Conversely, a “patient” is anyone who uses marijuana for medicinal purposes, but does not necessarily qualify under the provisions of the Act and is not eligible to receive their “card” from MDCH. It’s anticipated that the most common reason a person would be a “patient,” rather than a “qualifying patient,” is because their condition is not one of those specified in the Act.
The AD may be asserted by a patient or the patients “primary caregiver” for any marijuana charge(s) pending on or issued after December 4, 2008. A case is considered “pending” from the time the charge(s) is formally issued until there is a resolution of the charge(s) by a guilty/no contest plea, a finding of guilt after a trial, or the outright dismissal.
Requirements to Establish the Affirmative Defense
Section 8 of the Act states that the Affirmative Defense is to be asserted in a Motion to Dismiss. The burden of proving the AD is on the person asserting it, the patient or the patient’s primary caregiver. In order for the AD to be effective, the patient/primary caregiver must establish the elements as provided in the Act by a preponderance of the evidence. The elements are as follows:
A doctor (MD or Osteopath), after having reviewed both the patient’s medical history and current medical condition during the course of a bona fide doctor-patient relationship, has stated (orally or in writing) that the patient is likely to receive therapeutic or palliative benefit from the medicinal use of marijuana.

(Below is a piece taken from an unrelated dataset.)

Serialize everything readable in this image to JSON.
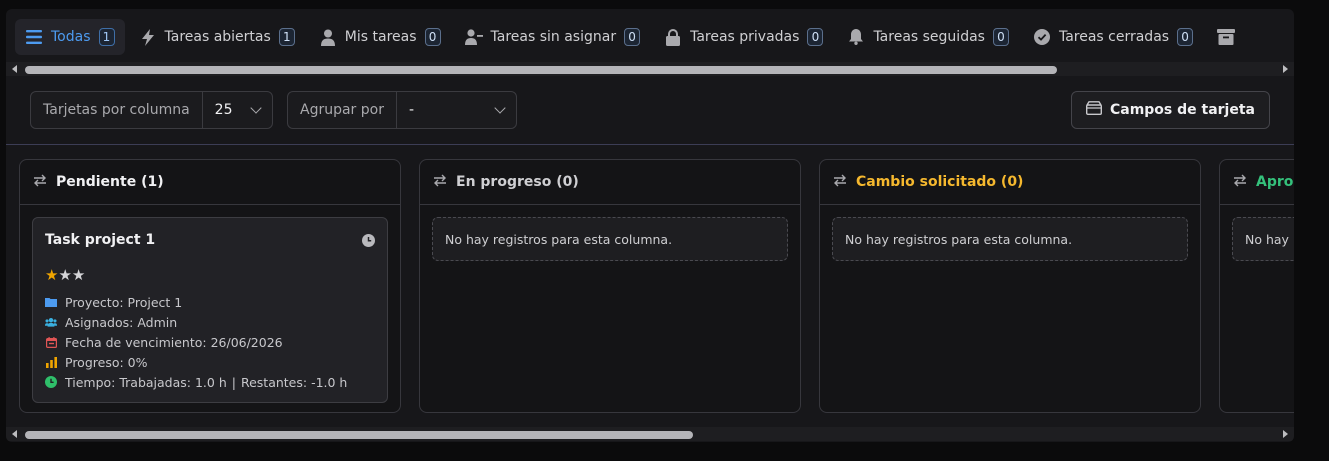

Collectively, the patient and/or primary caregiver do not possess a greater amount than is reasonably necessary to ensure the uninterrupted availability of the medicine used to treat or alleviate that patient’s serious or debilitating medical condition or the symptoms of same.
The marijuana was in fact for the purposes of treating or alleviating the patients serious or debilitating medical condition and/or symptoms of same.
According to section 8(3)(b) of the Act, if the above elements are met, the charges shall be dismissed.
What to expect
On first glance the above listed elements would seem fairly easy to meet, thereby requiring the charge(s) be dropped. However, litigation is never simple, there are no guarantees of outcome and it is usually quite expensive, both financially and emotionally. It would not be unusual for several months to elapse before a hearing can be scheduled for a Motion to Dismiss. During this time your attorney will be conducting witness interviews, researching law, organizing their evidence, crafting the arguments to be made and otherwise preparing the Motion to Dismiss.
At the hearing the evidence will be presented to the court and the arguments made. The Judge may make their decision immediately or issue a written opinion. If a Judge decides to issue a written opinion, it is likely to take anywhere from 2-4 weeks, if not longer. Hopefully the decision will go your way. Regardless of the ultimate decision, getting to that point will likely cost several thousand dollars, a fair amount of time and a large amount of stress.
It should be noted that many different hypothetical situations have been discussed on the board regarding the AD. While many are an interesting exercise in “what if,” in reality none of us know how the courts are going to approach and interpret the law. As with any new legislation, it will take several years and more than a few “test cases” before any determinations or recommendations can be made with confidence.